Across the data below, count every line where the string "POKER" appears. Answer with the number alone.

## MATERIAL PROVIDED
.....

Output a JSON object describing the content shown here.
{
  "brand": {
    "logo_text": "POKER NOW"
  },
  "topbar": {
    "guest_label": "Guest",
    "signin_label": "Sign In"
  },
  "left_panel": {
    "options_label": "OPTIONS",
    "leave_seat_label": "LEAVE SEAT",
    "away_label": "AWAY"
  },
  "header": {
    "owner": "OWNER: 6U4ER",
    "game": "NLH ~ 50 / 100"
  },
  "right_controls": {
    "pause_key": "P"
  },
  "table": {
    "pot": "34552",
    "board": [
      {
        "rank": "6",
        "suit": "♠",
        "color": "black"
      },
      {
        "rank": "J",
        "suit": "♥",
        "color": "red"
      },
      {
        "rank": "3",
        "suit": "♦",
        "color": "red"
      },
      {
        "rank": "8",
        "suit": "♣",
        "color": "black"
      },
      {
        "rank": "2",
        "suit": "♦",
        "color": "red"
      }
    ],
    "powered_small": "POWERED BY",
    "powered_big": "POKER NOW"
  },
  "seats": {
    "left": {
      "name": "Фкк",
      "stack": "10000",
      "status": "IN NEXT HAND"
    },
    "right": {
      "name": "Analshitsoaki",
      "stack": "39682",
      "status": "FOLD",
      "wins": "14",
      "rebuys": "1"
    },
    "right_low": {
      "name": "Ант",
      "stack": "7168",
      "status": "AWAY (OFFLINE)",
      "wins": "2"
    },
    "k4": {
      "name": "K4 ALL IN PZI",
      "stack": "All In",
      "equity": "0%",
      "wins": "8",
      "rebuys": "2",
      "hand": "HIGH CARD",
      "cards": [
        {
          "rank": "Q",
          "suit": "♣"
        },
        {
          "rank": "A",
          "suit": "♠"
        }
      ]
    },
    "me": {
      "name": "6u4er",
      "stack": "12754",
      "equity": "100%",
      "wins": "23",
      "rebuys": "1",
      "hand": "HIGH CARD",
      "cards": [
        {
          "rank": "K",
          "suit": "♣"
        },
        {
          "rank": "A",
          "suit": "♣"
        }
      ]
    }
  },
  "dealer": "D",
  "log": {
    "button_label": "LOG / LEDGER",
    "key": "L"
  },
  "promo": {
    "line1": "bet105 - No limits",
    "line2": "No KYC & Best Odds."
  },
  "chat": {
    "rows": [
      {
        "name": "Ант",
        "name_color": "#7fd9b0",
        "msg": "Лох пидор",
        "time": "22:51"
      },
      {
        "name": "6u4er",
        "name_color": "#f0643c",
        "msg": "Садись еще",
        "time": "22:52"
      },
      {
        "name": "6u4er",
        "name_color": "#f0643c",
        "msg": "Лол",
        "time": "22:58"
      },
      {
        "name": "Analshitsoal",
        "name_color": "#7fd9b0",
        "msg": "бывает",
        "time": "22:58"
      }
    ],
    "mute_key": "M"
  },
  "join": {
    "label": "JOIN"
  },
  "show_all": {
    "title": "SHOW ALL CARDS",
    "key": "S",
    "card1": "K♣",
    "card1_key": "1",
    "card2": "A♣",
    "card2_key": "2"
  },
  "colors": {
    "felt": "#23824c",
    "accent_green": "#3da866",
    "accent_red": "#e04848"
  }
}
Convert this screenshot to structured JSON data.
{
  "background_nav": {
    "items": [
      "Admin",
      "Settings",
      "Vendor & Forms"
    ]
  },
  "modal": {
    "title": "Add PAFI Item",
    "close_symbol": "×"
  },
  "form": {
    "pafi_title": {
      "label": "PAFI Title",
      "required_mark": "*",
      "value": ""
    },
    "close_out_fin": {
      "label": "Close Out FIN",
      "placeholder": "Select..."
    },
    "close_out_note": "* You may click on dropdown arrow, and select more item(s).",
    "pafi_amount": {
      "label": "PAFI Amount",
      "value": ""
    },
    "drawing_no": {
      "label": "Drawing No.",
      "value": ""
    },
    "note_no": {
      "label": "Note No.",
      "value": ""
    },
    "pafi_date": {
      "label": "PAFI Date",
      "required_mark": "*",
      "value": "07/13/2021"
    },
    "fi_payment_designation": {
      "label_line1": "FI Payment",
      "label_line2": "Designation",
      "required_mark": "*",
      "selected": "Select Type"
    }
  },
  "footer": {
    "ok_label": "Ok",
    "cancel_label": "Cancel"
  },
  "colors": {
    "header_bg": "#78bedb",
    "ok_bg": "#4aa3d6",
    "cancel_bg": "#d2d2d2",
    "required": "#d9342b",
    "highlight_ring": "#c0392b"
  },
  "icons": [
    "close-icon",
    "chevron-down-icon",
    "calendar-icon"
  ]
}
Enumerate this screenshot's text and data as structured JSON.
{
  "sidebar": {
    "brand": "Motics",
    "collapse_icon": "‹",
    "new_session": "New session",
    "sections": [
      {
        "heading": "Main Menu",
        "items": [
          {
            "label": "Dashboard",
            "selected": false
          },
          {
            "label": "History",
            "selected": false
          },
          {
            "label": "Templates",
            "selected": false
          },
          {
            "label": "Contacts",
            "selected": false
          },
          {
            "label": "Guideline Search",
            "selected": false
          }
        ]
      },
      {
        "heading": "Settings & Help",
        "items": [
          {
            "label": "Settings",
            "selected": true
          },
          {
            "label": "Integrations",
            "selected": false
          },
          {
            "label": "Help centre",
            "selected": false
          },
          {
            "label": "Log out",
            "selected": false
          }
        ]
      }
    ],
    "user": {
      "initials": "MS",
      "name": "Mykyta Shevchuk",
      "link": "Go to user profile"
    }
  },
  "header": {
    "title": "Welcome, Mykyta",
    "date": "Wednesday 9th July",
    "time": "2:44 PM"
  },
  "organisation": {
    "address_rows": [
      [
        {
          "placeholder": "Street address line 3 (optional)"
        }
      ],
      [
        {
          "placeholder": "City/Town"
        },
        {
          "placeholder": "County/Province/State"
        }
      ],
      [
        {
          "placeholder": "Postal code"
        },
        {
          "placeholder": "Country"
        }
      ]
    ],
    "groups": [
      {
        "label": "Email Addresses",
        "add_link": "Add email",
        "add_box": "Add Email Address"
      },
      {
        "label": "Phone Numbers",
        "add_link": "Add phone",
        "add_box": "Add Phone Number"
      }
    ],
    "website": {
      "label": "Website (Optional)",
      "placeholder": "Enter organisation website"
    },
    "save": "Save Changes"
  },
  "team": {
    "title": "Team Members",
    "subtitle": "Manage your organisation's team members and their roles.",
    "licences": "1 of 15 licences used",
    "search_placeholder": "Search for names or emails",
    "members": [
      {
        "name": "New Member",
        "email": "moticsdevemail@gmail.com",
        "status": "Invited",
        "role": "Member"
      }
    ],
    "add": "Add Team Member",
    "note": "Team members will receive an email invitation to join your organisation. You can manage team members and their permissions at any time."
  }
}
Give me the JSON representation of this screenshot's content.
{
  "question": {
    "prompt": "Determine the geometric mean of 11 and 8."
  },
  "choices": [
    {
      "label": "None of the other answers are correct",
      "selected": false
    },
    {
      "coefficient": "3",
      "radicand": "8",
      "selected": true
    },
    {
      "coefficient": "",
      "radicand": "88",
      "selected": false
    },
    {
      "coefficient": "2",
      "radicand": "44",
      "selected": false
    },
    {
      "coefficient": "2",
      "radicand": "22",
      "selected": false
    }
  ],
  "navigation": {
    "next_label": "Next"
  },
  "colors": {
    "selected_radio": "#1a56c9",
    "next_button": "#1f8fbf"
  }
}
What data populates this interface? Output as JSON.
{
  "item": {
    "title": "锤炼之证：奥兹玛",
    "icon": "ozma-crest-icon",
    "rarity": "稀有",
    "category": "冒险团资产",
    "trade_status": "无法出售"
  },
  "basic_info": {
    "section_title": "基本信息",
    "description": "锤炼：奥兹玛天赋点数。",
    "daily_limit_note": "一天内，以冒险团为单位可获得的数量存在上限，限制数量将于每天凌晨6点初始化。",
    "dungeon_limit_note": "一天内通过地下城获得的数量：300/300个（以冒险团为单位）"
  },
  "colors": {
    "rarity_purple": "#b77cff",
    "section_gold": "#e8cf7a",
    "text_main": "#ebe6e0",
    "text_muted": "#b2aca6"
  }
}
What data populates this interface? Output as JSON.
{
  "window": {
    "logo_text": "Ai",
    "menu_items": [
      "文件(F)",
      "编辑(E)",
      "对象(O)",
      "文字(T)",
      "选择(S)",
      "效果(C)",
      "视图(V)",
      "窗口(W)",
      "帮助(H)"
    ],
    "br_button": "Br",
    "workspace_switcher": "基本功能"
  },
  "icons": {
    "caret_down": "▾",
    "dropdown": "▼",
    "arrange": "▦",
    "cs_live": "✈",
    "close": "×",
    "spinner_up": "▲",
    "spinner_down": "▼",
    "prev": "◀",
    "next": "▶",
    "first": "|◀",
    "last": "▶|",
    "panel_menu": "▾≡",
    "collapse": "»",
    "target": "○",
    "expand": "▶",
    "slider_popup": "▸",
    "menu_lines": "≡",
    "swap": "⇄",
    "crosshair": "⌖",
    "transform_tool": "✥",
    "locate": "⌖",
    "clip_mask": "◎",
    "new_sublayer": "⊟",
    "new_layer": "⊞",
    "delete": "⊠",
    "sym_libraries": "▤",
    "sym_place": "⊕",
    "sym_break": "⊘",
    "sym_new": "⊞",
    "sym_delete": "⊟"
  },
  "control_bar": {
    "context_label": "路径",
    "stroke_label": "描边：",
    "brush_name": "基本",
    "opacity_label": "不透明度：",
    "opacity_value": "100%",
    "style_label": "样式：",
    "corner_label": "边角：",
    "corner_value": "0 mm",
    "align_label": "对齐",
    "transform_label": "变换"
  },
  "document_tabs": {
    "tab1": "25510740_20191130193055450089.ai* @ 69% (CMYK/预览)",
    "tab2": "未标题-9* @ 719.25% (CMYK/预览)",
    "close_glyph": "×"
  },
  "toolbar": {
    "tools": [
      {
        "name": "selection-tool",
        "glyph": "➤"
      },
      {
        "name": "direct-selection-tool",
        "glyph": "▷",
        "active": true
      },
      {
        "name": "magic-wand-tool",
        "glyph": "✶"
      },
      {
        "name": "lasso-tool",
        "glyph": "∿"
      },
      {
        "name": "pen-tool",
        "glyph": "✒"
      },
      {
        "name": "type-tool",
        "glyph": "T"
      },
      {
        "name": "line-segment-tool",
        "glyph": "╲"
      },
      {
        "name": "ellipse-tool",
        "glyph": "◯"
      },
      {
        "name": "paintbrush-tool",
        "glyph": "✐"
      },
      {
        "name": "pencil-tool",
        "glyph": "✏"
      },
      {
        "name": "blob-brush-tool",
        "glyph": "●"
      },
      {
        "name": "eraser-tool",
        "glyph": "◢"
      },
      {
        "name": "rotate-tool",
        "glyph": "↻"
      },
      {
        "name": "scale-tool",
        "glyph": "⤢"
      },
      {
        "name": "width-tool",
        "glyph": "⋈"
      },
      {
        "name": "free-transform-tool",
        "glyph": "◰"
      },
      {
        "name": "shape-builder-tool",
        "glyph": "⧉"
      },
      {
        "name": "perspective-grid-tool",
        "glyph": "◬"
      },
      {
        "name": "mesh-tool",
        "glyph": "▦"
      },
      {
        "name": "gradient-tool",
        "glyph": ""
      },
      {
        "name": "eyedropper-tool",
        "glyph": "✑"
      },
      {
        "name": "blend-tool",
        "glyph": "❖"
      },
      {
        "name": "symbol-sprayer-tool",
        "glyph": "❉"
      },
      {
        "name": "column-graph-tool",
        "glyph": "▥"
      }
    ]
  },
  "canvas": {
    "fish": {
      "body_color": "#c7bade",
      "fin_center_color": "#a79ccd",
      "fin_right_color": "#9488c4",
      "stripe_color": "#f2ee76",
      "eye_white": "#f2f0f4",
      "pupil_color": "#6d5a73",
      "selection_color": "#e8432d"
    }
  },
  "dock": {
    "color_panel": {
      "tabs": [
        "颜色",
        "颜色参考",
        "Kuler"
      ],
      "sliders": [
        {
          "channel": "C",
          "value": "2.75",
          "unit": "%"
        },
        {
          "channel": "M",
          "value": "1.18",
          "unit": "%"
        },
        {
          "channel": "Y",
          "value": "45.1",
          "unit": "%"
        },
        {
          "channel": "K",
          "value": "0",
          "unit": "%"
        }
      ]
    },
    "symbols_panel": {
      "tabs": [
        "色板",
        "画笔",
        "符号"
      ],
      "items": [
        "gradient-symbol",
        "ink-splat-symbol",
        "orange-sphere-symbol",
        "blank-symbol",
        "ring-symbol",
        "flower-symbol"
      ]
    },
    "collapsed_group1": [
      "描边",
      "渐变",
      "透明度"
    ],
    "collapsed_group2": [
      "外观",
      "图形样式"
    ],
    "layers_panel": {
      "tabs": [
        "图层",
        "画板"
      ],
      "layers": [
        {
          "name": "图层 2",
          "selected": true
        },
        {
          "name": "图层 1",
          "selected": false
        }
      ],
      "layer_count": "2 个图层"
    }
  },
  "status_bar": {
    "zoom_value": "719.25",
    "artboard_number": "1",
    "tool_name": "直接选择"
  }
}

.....

## THE ANSWER
2